Shirley Tan was supposed to hand herself over to immigration authorities on Friday, but Congresswoman Jackie Speier asked for an extension.
Immigration officials granted her request giving Tan a few more weeks. During this time, Tan's attorney will ask that her case be re-opened.
Shirley Tan and Jay Mercado have been together for 23 years. The couple from Pacifica have twin 12-year-old boys. They were married at San Francisco City Hall in 2004 and are registered as domestic partners.
Still, none of those things will protect Tan from being deported to the Philippines.
"The kids have been crying. It's sad because they know mommy is leaving," said Mercado.
During her last visit to the U.S. in 1989, Tan claims she stayed for fear her cousin would kill her if he were released from jail.
"My cousin, who murdered my mother, my sister, and almost killed me -- and there were two other people involved too, the two maids," said Tan.
Tan's family had been involved in a battle over her grandfather's estate. She applied for asylum, but her request was denied and in May of 2002 immigration officials ruled she had to leave.
Tan says she was never notified.
"We only saw that letter the day the officers came and picked her up," said Tan.
That was January 28. Now the couple wants the case re-opened, but an immigration official told ABC7, "they had their day in court."
"She would have to establish new circumstances, new facts that were not available at the time of the final hearing in 1995," said immigration attorney Paula Solorio.
Solorio says any U.S. citizen can petition for a green card for their spouse, but that excludes same-sex couples.
"We already fought our families for our relationship common. Now it's no longer the family, it's something else," said Mercado.

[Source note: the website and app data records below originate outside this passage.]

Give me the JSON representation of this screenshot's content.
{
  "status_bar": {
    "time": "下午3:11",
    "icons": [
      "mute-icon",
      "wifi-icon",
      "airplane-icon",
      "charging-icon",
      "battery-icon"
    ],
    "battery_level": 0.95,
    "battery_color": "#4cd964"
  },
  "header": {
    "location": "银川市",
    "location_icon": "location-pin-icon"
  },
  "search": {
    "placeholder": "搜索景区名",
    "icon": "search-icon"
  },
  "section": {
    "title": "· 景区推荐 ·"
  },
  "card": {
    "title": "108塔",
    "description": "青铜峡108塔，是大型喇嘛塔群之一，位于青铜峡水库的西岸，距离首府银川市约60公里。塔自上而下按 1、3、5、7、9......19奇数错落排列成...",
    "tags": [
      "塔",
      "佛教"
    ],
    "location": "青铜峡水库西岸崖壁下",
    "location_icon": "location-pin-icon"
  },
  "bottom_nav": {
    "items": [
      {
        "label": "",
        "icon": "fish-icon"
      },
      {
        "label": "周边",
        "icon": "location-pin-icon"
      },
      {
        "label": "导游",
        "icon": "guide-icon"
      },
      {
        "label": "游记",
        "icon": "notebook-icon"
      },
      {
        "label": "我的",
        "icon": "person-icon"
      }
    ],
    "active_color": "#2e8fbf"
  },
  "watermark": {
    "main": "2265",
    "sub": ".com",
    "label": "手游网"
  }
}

If she is deported, when one of her sons turns 21 he can petition to bring her back. The family has said if she is forced to leave, they will all move to the Philippines.